**Exercise**. Scan the lines below for the string "value" and copy every one that has it.

**Data**.
'''

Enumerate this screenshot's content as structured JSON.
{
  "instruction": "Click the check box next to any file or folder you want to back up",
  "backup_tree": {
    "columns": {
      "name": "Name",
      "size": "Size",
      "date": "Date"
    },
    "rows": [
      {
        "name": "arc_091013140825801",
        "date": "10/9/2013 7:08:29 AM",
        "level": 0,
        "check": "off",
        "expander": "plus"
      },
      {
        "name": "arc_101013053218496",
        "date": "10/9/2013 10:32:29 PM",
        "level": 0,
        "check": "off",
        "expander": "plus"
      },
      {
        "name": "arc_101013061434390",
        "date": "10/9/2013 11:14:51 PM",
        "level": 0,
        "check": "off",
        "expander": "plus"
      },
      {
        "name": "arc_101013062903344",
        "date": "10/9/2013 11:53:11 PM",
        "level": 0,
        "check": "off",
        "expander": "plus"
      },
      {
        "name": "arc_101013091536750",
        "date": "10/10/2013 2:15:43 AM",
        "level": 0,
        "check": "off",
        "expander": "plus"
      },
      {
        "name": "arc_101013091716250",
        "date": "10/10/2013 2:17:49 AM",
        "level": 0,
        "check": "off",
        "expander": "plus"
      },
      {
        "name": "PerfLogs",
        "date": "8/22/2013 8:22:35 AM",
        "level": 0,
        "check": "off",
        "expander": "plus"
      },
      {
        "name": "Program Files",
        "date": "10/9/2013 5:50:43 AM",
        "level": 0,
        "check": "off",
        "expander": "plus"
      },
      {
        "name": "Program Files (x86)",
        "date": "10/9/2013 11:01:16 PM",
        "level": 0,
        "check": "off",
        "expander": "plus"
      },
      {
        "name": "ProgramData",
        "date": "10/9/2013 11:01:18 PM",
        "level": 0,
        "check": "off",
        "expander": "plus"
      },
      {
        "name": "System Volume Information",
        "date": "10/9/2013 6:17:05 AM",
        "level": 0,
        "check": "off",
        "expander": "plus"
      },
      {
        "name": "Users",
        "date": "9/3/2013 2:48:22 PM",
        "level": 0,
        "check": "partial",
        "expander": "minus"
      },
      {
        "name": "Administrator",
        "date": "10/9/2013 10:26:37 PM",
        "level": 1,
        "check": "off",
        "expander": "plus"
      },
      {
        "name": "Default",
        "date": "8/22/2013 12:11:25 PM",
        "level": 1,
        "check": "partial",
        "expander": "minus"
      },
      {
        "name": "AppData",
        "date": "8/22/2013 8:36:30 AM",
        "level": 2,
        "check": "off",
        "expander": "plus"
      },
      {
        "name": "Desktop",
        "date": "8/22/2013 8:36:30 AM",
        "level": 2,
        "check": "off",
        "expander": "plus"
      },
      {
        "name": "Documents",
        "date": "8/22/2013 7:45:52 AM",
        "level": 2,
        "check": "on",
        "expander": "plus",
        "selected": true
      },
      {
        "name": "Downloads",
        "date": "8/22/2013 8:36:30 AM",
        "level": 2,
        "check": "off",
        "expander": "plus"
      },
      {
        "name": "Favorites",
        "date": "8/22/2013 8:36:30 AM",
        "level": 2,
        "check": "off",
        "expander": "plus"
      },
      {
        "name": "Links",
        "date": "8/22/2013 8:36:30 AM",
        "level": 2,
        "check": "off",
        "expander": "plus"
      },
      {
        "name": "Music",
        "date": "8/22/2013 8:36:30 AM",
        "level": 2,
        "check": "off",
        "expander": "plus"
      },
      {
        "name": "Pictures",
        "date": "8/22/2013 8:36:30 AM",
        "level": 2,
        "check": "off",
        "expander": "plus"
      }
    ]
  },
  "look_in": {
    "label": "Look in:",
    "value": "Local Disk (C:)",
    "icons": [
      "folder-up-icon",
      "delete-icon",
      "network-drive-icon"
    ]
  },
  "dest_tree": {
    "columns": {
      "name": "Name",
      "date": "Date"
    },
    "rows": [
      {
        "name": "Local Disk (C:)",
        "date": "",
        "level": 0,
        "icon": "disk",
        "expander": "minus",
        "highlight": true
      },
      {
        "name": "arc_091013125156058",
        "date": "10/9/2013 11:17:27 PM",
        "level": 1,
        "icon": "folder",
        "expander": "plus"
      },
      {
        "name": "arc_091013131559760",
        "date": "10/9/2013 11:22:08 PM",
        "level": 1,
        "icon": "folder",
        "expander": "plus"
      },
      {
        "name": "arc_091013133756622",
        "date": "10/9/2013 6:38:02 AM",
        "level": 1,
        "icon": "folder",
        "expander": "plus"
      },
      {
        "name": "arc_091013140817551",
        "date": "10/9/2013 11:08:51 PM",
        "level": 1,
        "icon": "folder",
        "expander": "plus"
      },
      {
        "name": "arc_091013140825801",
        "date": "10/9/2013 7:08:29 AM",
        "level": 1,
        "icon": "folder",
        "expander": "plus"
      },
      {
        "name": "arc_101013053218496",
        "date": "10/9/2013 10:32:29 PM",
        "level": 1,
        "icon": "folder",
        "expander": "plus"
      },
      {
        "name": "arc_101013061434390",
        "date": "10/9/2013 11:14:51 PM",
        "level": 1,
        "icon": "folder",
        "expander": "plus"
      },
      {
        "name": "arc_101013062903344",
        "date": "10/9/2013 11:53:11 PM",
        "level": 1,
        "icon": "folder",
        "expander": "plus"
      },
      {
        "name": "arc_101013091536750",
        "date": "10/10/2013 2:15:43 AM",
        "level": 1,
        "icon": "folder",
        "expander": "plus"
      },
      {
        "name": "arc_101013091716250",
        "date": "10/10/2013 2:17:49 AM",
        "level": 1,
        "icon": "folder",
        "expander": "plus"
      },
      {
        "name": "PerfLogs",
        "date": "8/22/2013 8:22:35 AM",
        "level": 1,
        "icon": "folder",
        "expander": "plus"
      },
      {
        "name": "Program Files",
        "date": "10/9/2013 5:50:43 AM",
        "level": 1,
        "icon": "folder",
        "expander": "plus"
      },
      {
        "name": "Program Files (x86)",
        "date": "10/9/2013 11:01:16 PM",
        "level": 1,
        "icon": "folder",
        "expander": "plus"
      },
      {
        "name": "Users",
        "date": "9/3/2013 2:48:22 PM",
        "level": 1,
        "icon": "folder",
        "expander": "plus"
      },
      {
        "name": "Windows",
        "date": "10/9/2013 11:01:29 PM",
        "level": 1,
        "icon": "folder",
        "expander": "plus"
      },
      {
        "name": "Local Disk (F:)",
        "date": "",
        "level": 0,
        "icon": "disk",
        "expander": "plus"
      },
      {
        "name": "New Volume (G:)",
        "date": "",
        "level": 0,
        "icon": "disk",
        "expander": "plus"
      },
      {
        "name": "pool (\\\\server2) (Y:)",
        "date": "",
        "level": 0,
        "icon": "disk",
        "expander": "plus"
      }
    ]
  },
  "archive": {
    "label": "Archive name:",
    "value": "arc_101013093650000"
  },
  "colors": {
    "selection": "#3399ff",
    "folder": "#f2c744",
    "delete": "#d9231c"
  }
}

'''

**Answer space**.
    "value": "Local Disk (C:)",
    "value": "arc_101013093650000"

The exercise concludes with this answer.